* DESCRIPTION OF THE TASK: The entries that follow are to be duplicated in full, character for character.

*** Opening DATA SHOWN ***

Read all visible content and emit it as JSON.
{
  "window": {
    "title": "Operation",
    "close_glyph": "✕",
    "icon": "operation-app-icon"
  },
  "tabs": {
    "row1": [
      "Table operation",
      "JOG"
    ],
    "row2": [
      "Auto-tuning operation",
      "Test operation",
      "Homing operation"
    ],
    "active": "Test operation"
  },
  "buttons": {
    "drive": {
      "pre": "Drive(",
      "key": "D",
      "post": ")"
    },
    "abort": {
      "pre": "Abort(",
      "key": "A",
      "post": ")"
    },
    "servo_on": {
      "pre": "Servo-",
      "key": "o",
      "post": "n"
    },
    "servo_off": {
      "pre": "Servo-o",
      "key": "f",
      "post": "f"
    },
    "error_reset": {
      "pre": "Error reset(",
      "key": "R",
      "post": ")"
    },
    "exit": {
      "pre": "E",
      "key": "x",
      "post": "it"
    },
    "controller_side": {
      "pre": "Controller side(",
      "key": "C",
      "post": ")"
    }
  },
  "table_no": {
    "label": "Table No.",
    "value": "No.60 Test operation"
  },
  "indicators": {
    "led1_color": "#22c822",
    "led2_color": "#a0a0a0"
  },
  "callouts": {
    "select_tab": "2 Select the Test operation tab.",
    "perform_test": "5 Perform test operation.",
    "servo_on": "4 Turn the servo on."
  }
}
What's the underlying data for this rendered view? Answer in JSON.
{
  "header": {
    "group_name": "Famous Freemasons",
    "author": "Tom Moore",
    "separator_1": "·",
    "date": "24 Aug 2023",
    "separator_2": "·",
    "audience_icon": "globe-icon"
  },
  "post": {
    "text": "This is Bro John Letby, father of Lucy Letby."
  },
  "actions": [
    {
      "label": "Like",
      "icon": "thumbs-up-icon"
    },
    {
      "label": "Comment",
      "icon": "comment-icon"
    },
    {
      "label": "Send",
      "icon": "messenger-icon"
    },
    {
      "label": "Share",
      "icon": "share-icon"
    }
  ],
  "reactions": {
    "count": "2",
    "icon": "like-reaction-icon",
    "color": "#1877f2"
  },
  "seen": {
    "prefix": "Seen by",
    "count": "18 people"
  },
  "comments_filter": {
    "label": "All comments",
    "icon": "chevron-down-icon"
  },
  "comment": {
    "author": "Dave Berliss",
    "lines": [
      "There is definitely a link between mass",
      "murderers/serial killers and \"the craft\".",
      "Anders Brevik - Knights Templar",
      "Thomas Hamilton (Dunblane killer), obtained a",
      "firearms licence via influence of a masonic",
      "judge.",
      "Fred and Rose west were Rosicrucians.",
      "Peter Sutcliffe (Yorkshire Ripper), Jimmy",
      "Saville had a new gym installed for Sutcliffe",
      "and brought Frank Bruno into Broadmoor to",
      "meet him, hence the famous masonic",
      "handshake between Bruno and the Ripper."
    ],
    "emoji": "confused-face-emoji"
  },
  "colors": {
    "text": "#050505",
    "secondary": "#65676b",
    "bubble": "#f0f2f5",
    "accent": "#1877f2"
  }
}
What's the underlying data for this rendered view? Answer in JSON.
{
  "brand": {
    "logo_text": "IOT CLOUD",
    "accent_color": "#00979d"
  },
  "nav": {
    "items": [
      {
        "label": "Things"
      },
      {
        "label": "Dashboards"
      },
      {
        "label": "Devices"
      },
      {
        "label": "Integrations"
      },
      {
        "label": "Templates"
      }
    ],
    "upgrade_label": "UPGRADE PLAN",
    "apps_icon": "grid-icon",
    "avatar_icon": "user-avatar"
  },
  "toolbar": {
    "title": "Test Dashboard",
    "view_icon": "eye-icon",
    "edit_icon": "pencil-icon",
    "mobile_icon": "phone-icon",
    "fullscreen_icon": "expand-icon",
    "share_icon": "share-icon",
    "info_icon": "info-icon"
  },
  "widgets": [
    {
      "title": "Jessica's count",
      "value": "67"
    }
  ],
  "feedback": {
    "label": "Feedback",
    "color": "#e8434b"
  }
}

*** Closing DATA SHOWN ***

* EXERCISE RESULT:
Read all visible content and emit it as JSON.
{
  "window": {
    "title": "Operation",
    "close_glyph": "✕",
    "icon": "operation-app-icon"
  },
  "tabs": {
    "row1": [
      "Table operation",
      "JOG"
    ],
    "row2": [
      "Auto-tuning operation",
      "Test operation",
      "Homing operation"
    ],
    "active": "Test operation"
  },
  "buttons": {
    "drive": {
      "pre": "Drive(",
      "key": "D",
      "post": ")"
    },
    "abort": {
      "pre": "Abort(",
      "key": "A",
      "post": ")"
    },
    "servo_on": {
      "pre": "Servo-",
      "key": "o",
      "post": "n"
    },
    "servo_off": {
      "pre": "Servo-o",
      "key": "f",
      "post": "f"
    },
    "error_reset": {
      "pre": "Error reset(",
      "key": "R",
      "post": ")"
    },
    "exit": {
      "pre": "E",
      "key": "x",
      "post": "it"
    },
    "controller_side": {
      "pre": "Controller side(",
      "key": "C",
      "post": ")"
    }
  },
  "table_no": {
    "label": "Table No.",
    "value": "No.60 Test operation"
  },
  "indicators": {
    "led1_color": "#22c822",
    "led2_color": "#a0a0a0"
  },
  "callouts": {
    "select_tab": "2 Select the Test operation tab.",
    "perform_test": "5 Perform test operation.",
    "servo_on": "4 Turn the servo on."
  }
}
What's the underlying data for this rendered view? Answer in JSON.
{
  "header": {
    "group_name": "Famous Freemasons",
    "author": "Tom Moore",
    "separator_1": "·",
    "date": "24 Aug 2023",
    "separator_2": "·",
    "audience_icon": "globe-icon"
  },
  "post": {
    "text": "This is Bro John Letby, father of Lucy Letby."
  },
  "actions": [
    {
      "label": "Like",
      "icon": "thumbs-up-icon"
    },
    {
      "label": "Comment",
      "icon": "comment-icon"
    },
    {
      "label": "Send",
      "icon": "messenger-icon"
    },
    {
      "label": "Share",
      "icon": "share-icon"
    }
  ],
  "reactions": {
    "count": "2",
    "icon": "like-reaction-icon",
    "color": "#1877f2"
  },
  "seen": {
    "prefix": "Seen by",
    "count": "18 people"
  },
  "comments_filter": {
    "label": "All comments",
    "icon": "chevron-down-icon"
  },
  "comment": {
    "author": "Dave Berliss",
    "lines": [
      "There is definitely a link between mass",
      "murderers/serial killers and \"the craft\".",
      "Anders Brevik - Knights Templar",
      "Thomas Hamilton (Dunblane killer), obtained a",
      "firearms licence via influence of a masonic",
      "judge.",
      "Fred and Rose west were Rosicrucians.",
      "Peter Sutcliffe (Yorkshire Ripper), Jimmy",
      "Saville had a new gym installed for Sutcliffe",
      "and brought Frank Bruno into Broadmoor to",
      "meet him, hence the famous masonic",
      "handshake between Bruno and the Ripper."
    ],
    "emoji": "confused-face-emoji"
  },
  "colors": {
    "text": "#050505",
    "secondary": "#65676b",
    "bubble": "#f0f2f5",
    "accent": "#1877f2"
  }
}
What's the underlying data for this rendered view? Answer in JSON.
{
  "brand": {
    "logo_text": "IOT CLOUD",
    "accent_color": "#00979d"
  },
  "nav": {
    "items": [
      {
        "label": "Things"
      },
      {
        "label": "Dashboards"
      },
      {
        "label": "Devices"
      },
      {
        "label": "Integrations"
      },
      {
        "label": "Templates"
      }
    ],
    "upgrade_label": "UPGRADE PLAN",
    "apps_icon": "grid-icon",
    "avatar_icon": "user-avatar"
  },
  "toolbar": {
    "title": "Test Dashboard",
    "view_icon": "eye-icon",
    "edit_icon": "pencil-icon",
    "mobile_icon": "phone-icon",
    "fullscreen_icon": "expand-icon",
    "share_icon": "share-icon",
    "info_icon": "info-icon"
  },
  "widgets": [
    {
      "title": "Jessica's count",
      "value": "67"
    }
  ],
  "feedback": {
    "label": "Feedback",
    "color": "#e8434b"
  }
}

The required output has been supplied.